We are pleased to present our latest interest rate radar.
In this issue, we will take a closer look at Spain, the fourth-largest economy in the Eurozone. Due to the financial crisis and the real estate bubble, Spain had fallen into a deep recession but has returned to positive growth since 2014. On August 25th, 2016, the statistical office INE in Madrid reported that the gross domestic product had grown 0.8 percent in the second quarter stronger than expected in comparison to the previous quarter. Furthermore, the Spanish economy also grew much faster than the Eurozone average, which only grew 0.3 percent in the second quarter compared to the first.
Several components explain this recovery. At the moment, Spain strongly benefits from a booming tourism industry, as many competing holiday resorts such as Turkey or North Africa are losing vacationers due to the political situations. Additionally, increasing company investments, rising exports, and growing consumer spending are contributing to the economic growth.
However, the uncertain political situation prevents even higher growth rates. After the reelection in June 2016, the conservative party Partido Popular did not manage to reach a majority and on September 2nd, 2016 the acting Prime Minister Mariano Rajoy was not able to form a majority coalition. Although Rajoy has secured the support of the Liberals, the Socialist Party refuses to either support or tolerate a further term of Rajoy as prime minister.
Other problem areas in Spain include the unemployment rate of 20 percent – more specifically the youth unemployment rate of 46 percent – as well as the high budget deficit of 5.1 percent resulting in an increase of government debt.
In addition, Spanish savers are face difficult times.
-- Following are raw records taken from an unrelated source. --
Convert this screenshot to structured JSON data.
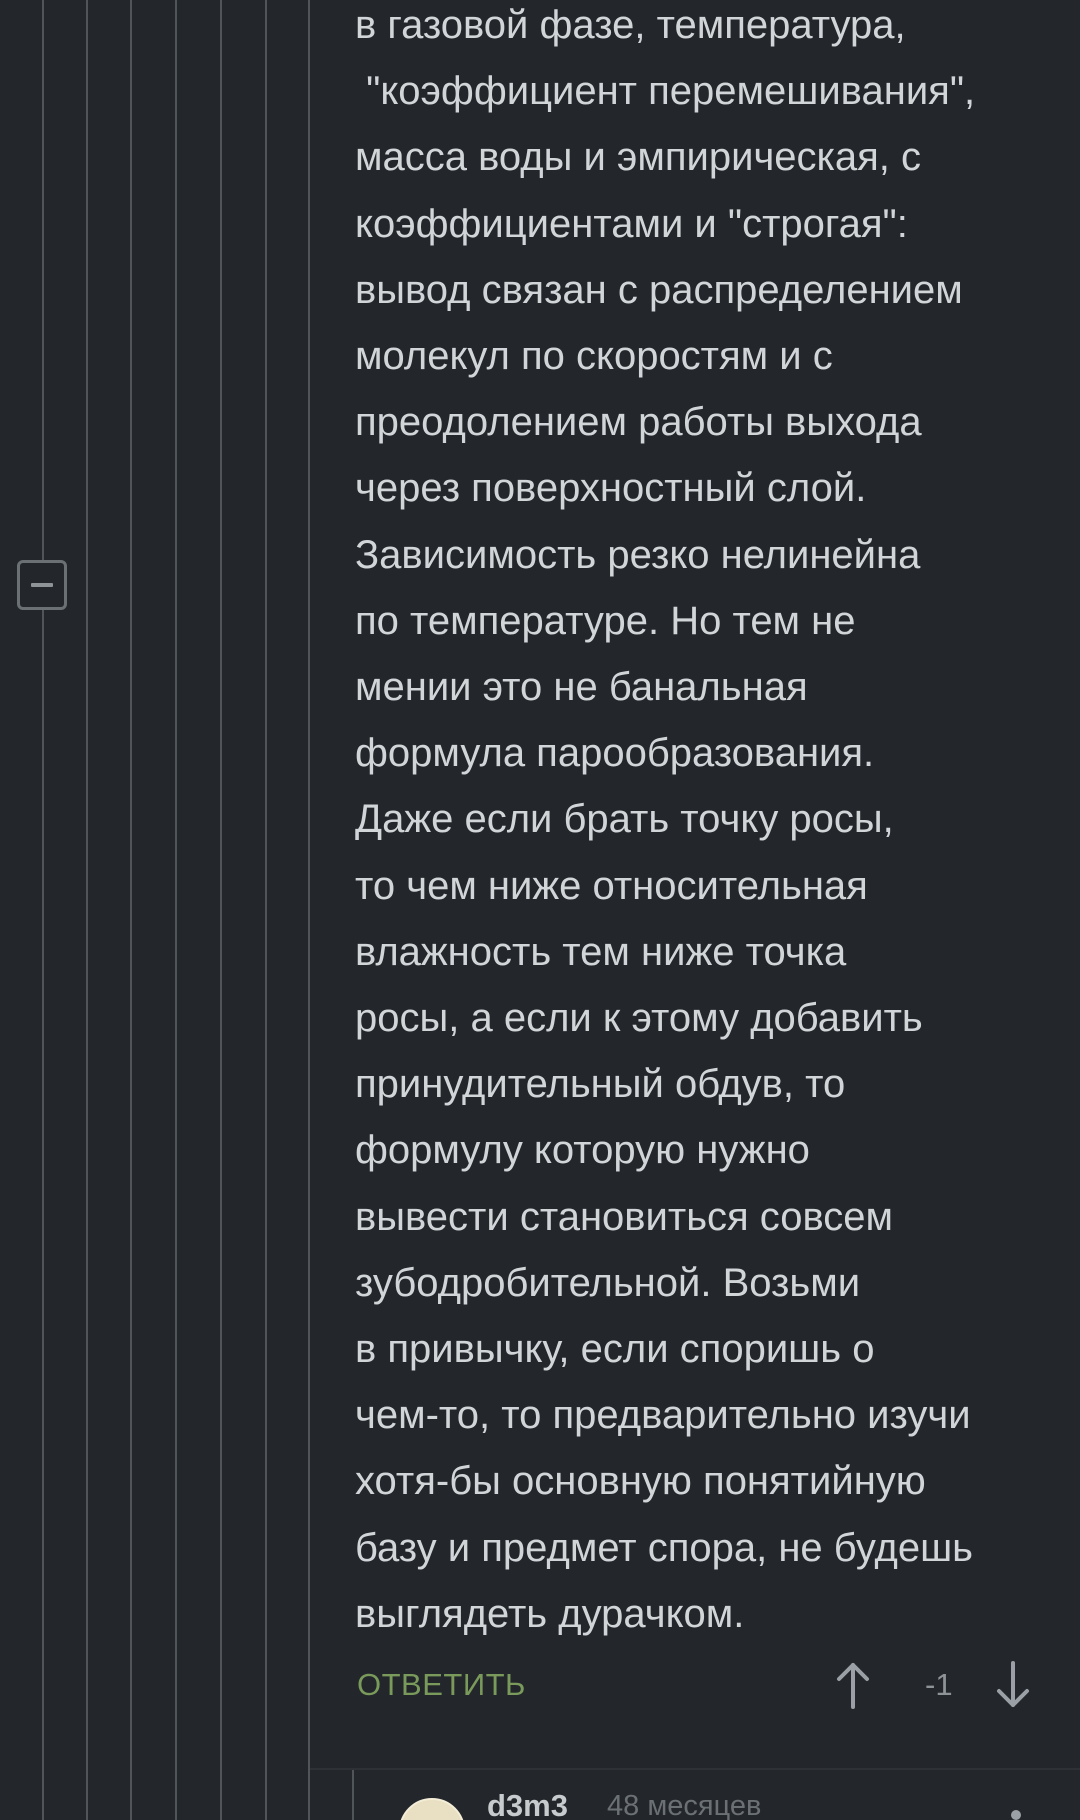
{
  "comment": {
    "lines": [
      "в газовой фазе, температура,",
      " \"коэффициент перемешивания\",",
      "масса воды и эмпирическая, с",
      "коэффициентами и \"строгая\":",
      "вывод связан с распределением",
      "молекул по скоростям и с",
      "преодолением работы выхода",
      "через поверхностный слой.",
      "Зависимость резко нелинейна",
      "по температуре. Но тем не",
      "мении это не банальная",
      "формула парообразования.",
      "Даже если брать точку росы,",
      "то чем ниже относительная",
      "влажность тем ниже точка",
      "росы, а если к этому добавить",
      "принудительный обдув, то",
      "формулу которую нужно",
      "вывести становиться совсем",
      "зубодробительной. Возьми",
      "в привычку, если споришь о",
      "чем-то, то предварительно изучи",
      "хотя-бы основную понятийную",
      "базу и предмет спора, не будешь",
      "выглядеть дурачком."
    ],
    "reply_label": "ОТВЕТИТЬ",
    "rating": "-1"
  },
  "next_comment": {
    "username": "d3m3",
    "timestamp": "48 месяцев"
  },
  "colors": {
    "background": "#23272b",
    "text": "#d2d5d8",
    "reply": "#7a9a5b",
    "thread_line": "#50555a"
  },
  "icons": {
    "collapse": "minus-square-icon",
    "vote_up": "arrow-up-icon",
    "vote_down": "arrow-down-icon",
    "more": "more-dots-icon"
  }
}
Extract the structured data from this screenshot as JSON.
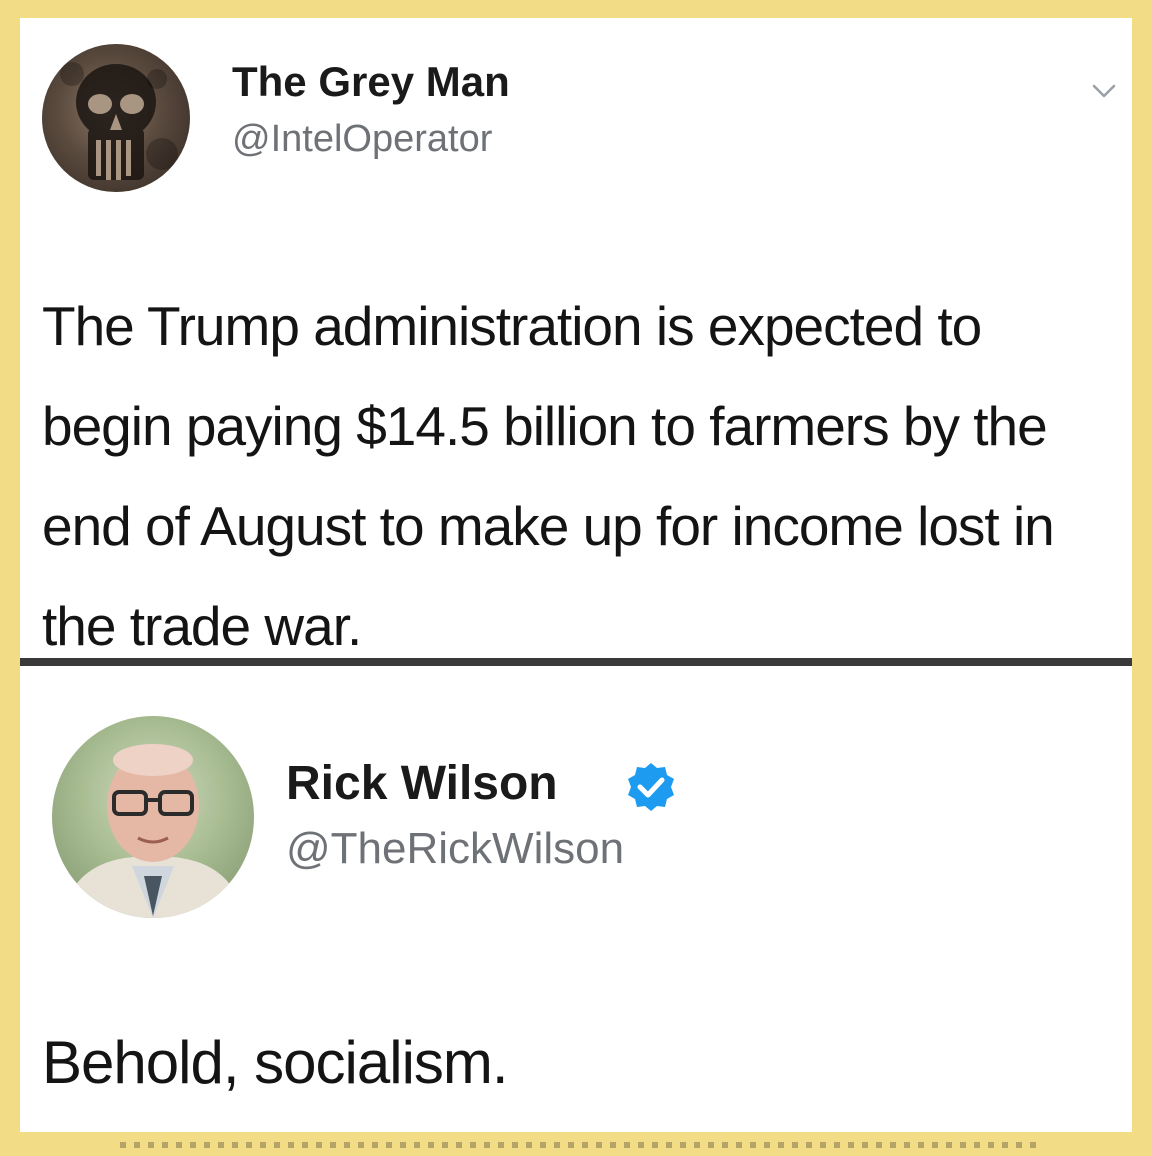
{
  "tweets": [
    {
      "name": "The Grey Man",
      "handle": "@IntelOperator",
      "text": "The Trump administration is expected to begin paying $14.5 billion to farmers by the end of August to make up for income lost in the trade war.",
      "avatar_icon": "skull-avatar",
      "menu_icon": "chevron-down-icon"
    },
    {
      "name": "Rick Wilson",
      "handle": "@TheRickWilson",
      "text": "Behold, socialism.",
      "avatar_icon": "person-avatar",
      "verified_icon": "verified-badge-icon"
    }
  ],
  "colors": {
    "border": "#f2dd86",
    "verified": "#1d9bf0",
    "handle": "#6e7277",
    "divider": "#3a3a3a"
  }
}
According to the European Central Bank, the average interest rate paid for new deposits for private customers has sharply decreased since 2013 and is at a historical low. In comparison to last year, the average interest rate for new deposits has dropped to 0.20 percent from a previous level of 0.40 percent. Moreover, the three largest Spanish banks only offer an average interest rate of 0.13 percent for a 1-year term deposit.
The development of the interest rate level in Europe clearly shows that European savers have to be proactive and look for alternatives to be able to obtain attractive interest.
About the interest rate radar
We at Raisin believe that transparency can make the decision for the right savings product easier. Since deposits are still one of the main sources of funding of banks, and continue to be the most popular investment product for private customers, we want to provide you with the most up-to-date information on interest rates, including country-specific developments in our monthly publication.